Aksum accepted Christianity in the 4th Century AD – 330 years after the birth of Christ, to be exact. This makes the Aksumite kingdom among the first few states in the world that adopted Christianity early on. Ever since, Aksum has remained the Christian capital of Ethiopia.
The Ethiopian Orthodox Church (EOC) is one of the oldest Christian institutions in the world. Throughout its history, the EOC has been not only a source of spiritual guidance but also a symbol of national unity. In times of peace and war, it served as an effective force of public mobilization. No other institution – political or social – in Ethiopia has established homestead-level connection with the people. Even today the church is closer – physically or mentally – to the people than courts, police stations, schools or clinics. It can also be argued that the strengths and dysfunctions of the EOC have been factors in the rise and fall of the Aksumite kingdom.

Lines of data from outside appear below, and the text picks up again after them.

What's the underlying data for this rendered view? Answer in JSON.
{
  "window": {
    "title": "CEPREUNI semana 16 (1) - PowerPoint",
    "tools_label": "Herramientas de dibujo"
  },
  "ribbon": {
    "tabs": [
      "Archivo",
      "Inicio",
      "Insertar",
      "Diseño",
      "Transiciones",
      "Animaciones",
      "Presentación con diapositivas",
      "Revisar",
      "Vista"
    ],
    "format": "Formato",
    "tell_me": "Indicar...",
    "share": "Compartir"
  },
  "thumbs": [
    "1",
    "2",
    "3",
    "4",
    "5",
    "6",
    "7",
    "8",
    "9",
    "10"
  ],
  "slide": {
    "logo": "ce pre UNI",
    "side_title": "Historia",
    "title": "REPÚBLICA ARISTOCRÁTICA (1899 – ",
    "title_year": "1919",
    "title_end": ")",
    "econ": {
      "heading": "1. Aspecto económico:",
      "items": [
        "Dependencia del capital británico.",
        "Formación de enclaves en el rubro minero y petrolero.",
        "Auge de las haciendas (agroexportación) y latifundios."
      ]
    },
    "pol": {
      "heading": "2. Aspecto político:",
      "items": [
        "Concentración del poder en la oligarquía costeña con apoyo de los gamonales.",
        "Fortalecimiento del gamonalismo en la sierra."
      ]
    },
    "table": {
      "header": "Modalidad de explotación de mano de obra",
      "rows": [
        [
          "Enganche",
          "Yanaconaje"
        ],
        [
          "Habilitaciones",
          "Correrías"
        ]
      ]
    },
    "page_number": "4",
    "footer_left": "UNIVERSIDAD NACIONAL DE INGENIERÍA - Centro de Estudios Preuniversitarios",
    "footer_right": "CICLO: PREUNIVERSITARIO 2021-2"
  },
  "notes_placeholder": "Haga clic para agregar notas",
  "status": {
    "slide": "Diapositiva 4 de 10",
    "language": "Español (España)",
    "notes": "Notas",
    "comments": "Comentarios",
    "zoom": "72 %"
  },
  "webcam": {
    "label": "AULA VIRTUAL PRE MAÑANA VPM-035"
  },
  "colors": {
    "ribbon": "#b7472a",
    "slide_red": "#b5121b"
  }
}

The Nine Saints
Although Christianity as a state religion was introduced in the 4th century, its expansion is attributed to the Nine Saints of the 6th century. The effort is, thus, sometimes referred to as the “Second Evangelization” of Abyssinia. Despite being of Middle Eastern origin, the Saints are known by their Ethiopian Christian names: Abune Aftse, Abune Alef, Abune Aregawi, Abune Gerima, Abune Guba, Abune Likanos, Abune Penteleon, Abune Tsahma, and Abune Yemaeta. Establishing their respective monasteries across Tigrai, a northern Ethiopian province to which Aksum belongs, the Syrian Saints tirelessly taught Gospel. The churches they established have become not only centers of religious scholarship and artistic excellence but also repositories of magnificent royal treasures and ecclesiastical manuscripts.